The couple in Cranberry, Pa., has filed suit against the retailer Target over the toy box, which they alleged did traumatic brain damage to their daughter, Camryn Surman, 18 months old. http://kdka.com/consumer/Camryn.Surman.Target.2.1546545.html

The lid of the toy box closed on the toddler’s neck last July, pinning her down and choking her. Camryn’s mother has medical training, and tried to resuscitate the child. But the young girl had already sustained brain damage.

The family doesn’t know how long Camryn was trapped by the toy box lid, which cut off the supply of oxygen to her brain.

In their lawsuit, the Surmans charge that Target failed to want consumers about the potential danger of the toy box.

In the past 20 years toy-box-lid accidents have killed 45, according to the Consumer Product Safety Commission, which now mandates supports to prevent the lids from doing what they did to Camryn. It’s unclear whether the Target toy box had the supports, and they didn’t work, of if it didn’t have them, and if so, why not.

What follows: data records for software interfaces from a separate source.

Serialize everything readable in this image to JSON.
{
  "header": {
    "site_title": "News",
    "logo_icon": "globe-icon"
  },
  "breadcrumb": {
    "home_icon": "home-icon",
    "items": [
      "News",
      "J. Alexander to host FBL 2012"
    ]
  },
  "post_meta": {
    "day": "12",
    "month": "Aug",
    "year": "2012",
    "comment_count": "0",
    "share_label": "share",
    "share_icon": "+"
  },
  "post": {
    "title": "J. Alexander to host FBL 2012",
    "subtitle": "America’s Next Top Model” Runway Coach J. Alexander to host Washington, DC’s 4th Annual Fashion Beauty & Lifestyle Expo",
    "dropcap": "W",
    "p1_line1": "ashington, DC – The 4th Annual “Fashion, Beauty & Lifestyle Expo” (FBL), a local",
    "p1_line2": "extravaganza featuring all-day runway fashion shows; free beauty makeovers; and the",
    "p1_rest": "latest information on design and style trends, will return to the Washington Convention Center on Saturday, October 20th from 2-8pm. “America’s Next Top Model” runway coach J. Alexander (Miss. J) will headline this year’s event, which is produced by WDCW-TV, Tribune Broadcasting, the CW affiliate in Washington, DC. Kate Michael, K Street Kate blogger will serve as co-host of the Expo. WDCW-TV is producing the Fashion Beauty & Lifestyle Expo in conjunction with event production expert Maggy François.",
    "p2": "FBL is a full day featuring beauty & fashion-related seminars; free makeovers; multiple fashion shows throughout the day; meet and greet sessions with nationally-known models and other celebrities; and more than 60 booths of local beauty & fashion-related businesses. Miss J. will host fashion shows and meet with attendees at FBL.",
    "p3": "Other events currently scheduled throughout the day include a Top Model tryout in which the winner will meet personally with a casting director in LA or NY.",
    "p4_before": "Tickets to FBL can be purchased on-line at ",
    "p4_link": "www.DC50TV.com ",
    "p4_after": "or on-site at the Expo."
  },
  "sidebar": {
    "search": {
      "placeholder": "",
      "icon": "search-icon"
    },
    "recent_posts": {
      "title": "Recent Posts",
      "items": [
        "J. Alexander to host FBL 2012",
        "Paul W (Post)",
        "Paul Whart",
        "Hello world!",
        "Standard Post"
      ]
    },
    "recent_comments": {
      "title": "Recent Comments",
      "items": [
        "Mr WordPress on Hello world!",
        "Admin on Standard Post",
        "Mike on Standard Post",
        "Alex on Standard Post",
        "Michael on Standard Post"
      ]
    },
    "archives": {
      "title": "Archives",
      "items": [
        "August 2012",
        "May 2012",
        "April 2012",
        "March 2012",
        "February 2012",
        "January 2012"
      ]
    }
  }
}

Camryn is in a hyperbaric oxygen chamber, can’t move her limbs, is on a feeding tube and can’t speak, according to the attorney for the Surmans.